▶ _What is needed_:
Locate and copy each line in the data that contains the word "Event".

[Entries from a dataset of interfaces]
-------

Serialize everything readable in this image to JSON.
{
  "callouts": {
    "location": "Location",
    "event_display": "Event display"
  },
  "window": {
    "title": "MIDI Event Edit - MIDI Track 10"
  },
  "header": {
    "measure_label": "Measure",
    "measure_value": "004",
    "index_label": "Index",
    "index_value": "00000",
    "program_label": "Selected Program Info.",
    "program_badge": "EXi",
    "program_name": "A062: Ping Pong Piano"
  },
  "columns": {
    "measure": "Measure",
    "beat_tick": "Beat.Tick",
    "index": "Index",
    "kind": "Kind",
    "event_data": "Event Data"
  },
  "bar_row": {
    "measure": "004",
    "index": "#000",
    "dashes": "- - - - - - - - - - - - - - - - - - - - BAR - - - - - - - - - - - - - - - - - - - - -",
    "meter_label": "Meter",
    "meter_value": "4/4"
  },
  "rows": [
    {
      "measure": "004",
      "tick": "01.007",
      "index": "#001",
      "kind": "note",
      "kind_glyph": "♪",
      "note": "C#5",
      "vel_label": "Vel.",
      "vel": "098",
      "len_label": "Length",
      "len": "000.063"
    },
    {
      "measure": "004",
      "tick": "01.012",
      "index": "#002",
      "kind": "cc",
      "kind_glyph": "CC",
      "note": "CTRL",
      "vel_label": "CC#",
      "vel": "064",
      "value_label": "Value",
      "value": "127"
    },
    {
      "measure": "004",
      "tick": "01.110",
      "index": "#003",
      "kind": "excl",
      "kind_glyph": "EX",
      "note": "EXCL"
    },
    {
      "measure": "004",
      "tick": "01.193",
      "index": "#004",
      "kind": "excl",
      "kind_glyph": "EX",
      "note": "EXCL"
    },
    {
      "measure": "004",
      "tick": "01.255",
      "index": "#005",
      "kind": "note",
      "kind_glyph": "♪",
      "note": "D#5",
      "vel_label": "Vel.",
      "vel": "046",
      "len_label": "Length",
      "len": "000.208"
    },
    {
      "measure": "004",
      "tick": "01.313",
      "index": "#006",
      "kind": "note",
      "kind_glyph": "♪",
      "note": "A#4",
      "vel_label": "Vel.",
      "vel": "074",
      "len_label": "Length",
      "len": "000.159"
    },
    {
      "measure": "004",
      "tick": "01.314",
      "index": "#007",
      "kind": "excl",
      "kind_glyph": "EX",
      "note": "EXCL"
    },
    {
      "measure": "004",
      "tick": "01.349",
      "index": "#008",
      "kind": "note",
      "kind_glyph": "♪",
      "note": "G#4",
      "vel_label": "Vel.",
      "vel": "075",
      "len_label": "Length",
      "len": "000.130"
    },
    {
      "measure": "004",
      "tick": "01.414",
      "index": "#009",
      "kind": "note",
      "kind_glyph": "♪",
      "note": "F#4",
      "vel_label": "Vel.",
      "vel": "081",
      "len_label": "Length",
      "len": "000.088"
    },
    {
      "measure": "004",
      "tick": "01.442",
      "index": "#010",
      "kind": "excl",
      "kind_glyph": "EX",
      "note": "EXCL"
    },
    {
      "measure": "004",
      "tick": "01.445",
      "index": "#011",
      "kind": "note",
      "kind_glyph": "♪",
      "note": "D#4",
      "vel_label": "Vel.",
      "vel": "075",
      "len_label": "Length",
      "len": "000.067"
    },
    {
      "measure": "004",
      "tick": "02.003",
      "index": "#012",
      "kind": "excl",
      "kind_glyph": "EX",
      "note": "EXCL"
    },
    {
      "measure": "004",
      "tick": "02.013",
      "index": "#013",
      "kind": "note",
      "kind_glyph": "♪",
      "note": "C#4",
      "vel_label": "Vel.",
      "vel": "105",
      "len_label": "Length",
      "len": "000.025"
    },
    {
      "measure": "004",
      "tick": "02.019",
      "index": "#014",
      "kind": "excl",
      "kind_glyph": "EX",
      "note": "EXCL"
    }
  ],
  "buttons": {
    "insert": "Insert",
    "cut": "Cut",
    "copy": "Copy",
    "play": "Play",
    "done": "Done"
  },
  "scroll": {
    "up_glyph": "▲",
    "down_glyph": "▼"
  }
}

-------

▶ _Answer below_:
    "event_display": "Event display"
    "title": "MIDI Event Edit - MIDI Track 10"
    "event_data": "Event Data"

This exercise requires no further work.